▸ **Goal of the exercise**
Output an exact reproduction of the data.

[Records from a data collection]

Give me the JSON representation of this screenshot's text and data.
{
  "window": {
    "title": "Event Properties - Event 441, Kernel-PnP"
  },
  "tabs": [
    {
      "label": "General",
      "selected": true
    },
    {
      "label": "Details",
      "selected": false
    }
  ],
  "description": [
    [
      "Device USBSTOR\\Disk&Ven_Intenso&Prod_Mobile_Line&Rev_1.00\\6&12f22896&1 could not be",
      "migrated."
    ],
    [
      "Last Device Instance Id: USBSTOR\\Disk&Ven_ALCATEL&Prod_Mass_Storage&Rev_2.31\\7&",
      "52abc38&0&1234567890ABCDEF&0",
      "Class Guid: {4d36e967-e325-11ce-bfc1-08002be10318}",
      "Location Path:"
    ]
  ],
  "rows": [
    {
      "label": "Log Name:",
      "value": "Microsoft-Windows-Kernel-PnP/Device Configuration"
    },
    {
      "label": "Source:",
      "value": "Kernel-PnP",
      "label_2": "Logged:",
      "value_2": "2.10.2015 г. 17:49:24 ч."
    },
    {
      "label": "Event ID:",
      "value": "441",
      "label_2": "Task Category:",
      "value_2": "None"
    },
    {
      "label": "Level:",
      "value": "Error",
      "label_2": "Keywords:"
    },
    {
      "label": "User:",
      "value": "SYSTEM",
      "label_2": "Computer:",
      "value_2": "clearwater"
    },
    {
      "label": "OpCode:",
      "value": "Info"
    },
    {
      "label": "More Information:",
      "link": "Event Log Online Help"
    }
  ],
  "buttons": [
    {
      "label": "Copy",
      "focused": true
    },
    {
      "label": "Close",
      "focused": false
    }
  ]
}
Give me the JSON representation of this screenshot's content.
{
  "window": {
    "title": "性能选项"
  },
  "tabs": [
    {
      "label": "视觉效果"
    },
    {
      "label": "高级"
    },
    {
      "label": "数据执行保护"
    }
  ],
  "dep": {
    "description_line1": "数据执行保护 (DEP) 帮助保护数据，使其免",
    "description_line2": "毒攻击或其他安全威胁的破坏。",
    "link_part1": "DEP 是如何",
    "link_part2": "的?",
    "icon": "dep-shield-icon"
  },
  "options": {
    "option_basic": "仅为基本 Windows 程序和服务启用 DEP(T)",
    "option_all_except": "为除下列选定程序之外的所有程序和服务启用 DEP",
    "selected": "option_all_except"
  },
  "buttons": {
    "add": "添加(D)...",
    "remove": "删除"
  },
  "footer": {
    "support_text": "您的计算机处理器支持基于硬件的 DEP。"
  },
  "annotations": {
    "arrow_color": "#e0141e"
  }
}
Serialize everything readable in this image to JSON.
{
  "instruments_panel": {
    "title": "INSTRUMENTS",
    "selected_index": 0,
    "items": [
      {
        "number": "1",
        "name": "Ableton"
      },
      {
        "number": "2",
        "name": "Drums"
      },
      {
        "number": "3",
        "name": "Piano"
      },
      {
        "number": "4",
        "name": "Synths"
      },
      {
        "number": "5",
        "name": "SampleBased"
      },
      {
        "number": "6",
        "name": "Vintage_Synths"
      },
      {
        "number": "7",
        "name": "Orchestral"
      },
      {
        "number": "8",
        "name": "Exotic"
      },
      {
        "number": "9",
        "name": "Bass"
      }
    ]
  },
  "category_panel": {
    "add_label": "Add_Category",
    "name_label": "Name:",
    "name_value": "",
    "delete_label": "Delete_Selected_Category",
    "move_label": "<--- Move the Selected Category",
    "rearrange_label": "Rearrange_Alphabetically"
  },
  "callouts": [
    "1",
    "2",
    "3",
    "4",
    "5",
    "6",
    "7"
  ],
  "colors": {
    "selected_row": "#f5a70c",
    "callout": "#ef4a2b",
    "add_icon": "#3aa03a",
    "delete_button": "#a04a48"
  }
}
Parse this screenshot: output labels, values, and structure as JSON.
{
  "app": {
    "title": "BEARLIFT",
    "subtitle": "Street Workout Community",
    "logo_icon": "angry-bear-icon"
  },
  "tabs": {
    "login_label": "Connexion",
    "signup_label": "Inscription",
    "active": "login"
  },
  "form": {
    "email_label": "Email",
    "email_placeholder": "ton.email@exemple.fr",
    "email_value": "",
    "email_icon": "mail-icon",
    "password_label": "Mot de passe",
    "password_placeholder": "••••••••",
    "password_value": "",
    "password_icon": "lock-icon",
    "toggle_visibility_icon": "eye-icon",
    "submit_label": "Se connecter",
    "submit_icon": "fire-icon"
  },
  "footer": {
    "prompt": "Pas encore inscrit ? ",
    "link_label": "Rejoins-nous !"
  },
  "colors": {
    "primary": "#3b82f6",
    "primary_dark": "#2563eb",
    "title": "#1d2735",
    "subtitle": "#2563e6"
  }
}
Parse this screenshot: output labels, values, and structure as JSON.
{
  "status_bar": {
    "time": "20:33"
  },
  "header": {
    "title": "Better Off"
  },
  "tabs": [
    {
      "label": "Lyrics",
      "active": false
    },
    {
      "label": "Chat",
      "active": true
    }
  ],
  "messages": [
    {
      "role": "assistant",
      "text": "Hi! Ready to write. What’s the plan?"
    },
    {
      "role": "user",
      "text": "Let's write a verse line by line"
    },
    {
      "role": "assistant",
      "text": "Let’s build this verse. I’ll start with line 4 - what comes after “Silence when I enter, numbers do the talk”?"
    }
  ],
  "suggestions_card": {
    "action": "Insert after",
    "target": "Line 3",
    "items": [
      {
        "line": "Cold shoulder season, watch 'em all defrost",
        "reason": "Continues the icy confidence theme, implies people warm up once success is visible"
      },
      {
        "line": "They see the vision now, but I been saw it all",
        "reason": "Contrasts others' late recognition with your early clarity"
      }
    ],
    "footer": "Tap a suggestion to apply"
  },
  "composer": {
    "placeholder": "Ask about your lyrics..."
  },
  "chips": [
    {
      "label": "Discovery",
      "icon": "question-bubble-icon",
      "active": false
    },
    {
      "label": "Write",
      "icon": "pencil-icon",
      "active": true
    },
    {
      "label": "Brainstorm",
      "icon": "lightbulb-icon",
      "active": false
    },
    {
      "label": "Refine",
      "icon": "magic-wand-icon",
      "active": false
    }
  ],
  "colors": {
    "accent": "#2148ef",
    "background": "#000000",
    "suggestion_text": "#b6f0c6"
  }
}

▸ **Solution to this problem**
Give me the JSON representation of this screenshot's text and data.
{
  "window": {
    "title": "Event Properties - Event 441, Kernel-PnP"
  },
  "tabs": [
    {
      "label": "General",
      "selected": true
    },
    {
      "label": "Details",
      "selected": false
    }
  ],
  "description": [
    [
      "Device USBSTOR\\Disk&Ven_Intenso&Prod_Mobile_Line&Rev_1.00\\6&12f22896&1 could not be",
      "migrated."
    ],
    [
      "Last Device Instance Id: USBSTOR\\Disk&Ven_ALCATEL&Prod_Mass_Storage&Rev_2.31\\7&",
      "52abc38&0&1234567890ABCDEF&0",
      "Class Guid: {4d36e967-e325-11ce-bfc1-08002be10318}",
      "Location Path:"
    ]
  ],
  "rows": [
    {
      "label": "Log Name:",
      "value": "Microsoft-Windows-Kernel-PnP/Device Configuration"
    },
    {
      "label": "Source:",
      "value": "Kernel-PnP",
      "label_2": "Logged:",
      "value_2": "2.10.2015 г. 17:49:24 ч."
    },
    {
      "label": "Event ID:",
      "value": "441",
      "label_2": "Task Category:",
      "value_2": "None"
    },
    {
      "label": "Level:",
      "value": "Error",
      "label_2": "Keywords:"
    },
    {
      "label": "User:",
      "value": "SYSTEM",
      "label_2": "Computer:",
      "value_2": "clearwater"
    },
    {
      "label": "OpCode:",
      "value": "Info"
    },
    {
      "label": "More Information:",
      "link": "Event Log Online Help"
    }
  ],
  "buttons": [
    {
      "label": "Copy",
      "focused": true
    },
    {
      "label": "Close",
      "focused": false
    }
  ]
}
Give me the JSON representation of this screenshot's content.
{
  "window": {
    "title": "性能选项"
  },
  "tabs": [
    {
      "label": "视觉效果"
    },
    {
      "label": "高级"
    },
    {
      "label": "数据执行保护"
    }
  ],
  "dep": {
    "description_line1": "数据执行保护 (DEP) 帮助保护数据，使其免",
    "description_line2": "毒攻击或其他安全威胁的破坏。",
    "link_part1": "DEP 是如何",
    "link_part2": "的?",
    "icon": "dep-shield-icon"
  },
  "options": {
    "option_basic": "仅为基本 Windows 程序和服务启用 DEP(T)",
    "option_all_except": "为除下列选定程序之外的所有程序和服务启用 DEP",
    "selected": "option_all_except"
  },
  "buttons": {
    "add": "添加(D)...",
    "remove": "删除"
  },
  "footer": {
    "support_text": "您的计算机处理器支持基于硬件的 DEP。"
  },
  "annotations": {
    "arrow_color": "#e0141e"
  }
}
Serialize everything readable in this image to JSON.
{
  "instruments_panel": {
    "title": "INSTRUMENTS",
    "selected_index": 0,
    "items": [
      {
        "number": "1",
        "name": "Ableton"
      },
      {
        "number": "2",
        "name": "Drums"
      },
      {
        "number": "3",
        "name": "Piano"
      },
      {
        "number": "4",
        "name": "Synths"
      },
      {
        "number": "5",
        "name": "SampleBased"
      },
      {
        "number": "6",
        "name": "Vintage_Synths"
      },
      {
        "number": "7",
        "name": "Orchestral"
      },
      {
        "number": "8",
        "name": "Exotic"
      },
      {
        "number": "9",
        "name": "Bass"
      }
    ]
  },
  "category_panel": {
    "add_label": "Add_Category",
    "name_label": "Name:",
    "name_value": "",
    "delete_label": "Delete_Selected_Category",
    "move_label": "<--- Move the Selected Category",
    "rearrange_label": "Rearrange_Alphabetically"
  },
  "callouts": [
    "1",
    "2",
    "3",
    "4",
    "5",
    "6",
    "7"
  ],
  "colors": {
    "selected_row": "#f5a70c",
    "callout": "#ef4a2b",
    "add_icon": "#3aa03a",
    "delete_button": "#a04a48"
  }
}
Parse this screenshot: output labels, values, and structure as JSON.
{
  "app": {
    "title": "BEARLIFT",
    "subtitle": "Street Workout Community",
    "logo_icon": "angry-bear-icon"
  },
  "tabs": {
    "login_label": "Connexion",
    "signup_label": "Inscription",
    "active": "login"
  },
  "form": {
    "email_label": "Email",
    "email_placeholder": "ton.email@exemple.fr",
    "email_value": "",
    "email_icon": "mail-icon",
    "password_label": "Mot de passe",
    "password_placeholder": "••••••••",
    "password_value": "",
    "password_icon": "lock-icon",
    "toggle_visibility_icon": "eye-icon",
    "submit_label": "Se connecter",
    "submit_icon": "fire-icon"
  },
  "footer": {
    "prompt": "Pas encore inscrit ? ",
    "link_label": "Rejoins-nous !"
  },
  "colors": {
    "primary": "#3b82f6",
    "primary_dark": "#2563eb",
    "title": "#1d2735",
    "subtitle": "#2563e6"
  }
}
Parse this screenshot: output labels, values, and structure as JSON.
{
  "status_bar": {
    "time": "20:33"
  },
  "header": {
    "title": "Better Off"
  },
  "tabs": [
    {
      "label": "Lyrics",
      "active": false
    },
    {
      "label": "Chat",
      "active": true
    }
  ],
  "messages": [
    {
      "role": "assistant",
      "text": "Hi! Ready to write. What’s the plan?"
    },
    {
      "role": "user",
      "text": "Let's write a verse line by line"
    },
    {
      "role": "assistant",
      "text": "Let’s build this verse. I’ll start with line 4 - what comes after “Silence when I enter, numbers do the talk”?"
    }
  ],
  "suggestions_card": {
    "action": "Insert after",
    "target": "Line 3",
    "items": [
      {
        "line": "Cold shoulder season, watch 'em all defrost",
        "reason": "Continues the icy confidence theme, implies people warm up once success is visible"
      },
      {
        "line": "They see the vision now, but I been saw it all",
        "reason": "Contrasts others' late recognition with your early clarity"
      }
    ],
    "footer": "Tap a suggestion to apply"
  },
  "composer": {
    "placeholder": "Ask about your lyrics..."
  },
  "chips": [
    {
      "label": "Discovery",
      "icon": "question-bubble-icon",
      "active": false
    },
    {
      "label": "Write",
      "icon": "pencil-icon",
      "active": true
    },
    {
      "label": "Brainstorm",
      "icon": "lightbulb-icon",
      "active": false
    },
    {
      "label": "Refine",
      "icon": "magic-wand-icon",
      "active": false
    }
  ],
  "colors": {
    "accent": "#2148ef",
    "background": "#000000",
    "suggestion_text": "#b6f0c6"
  }
}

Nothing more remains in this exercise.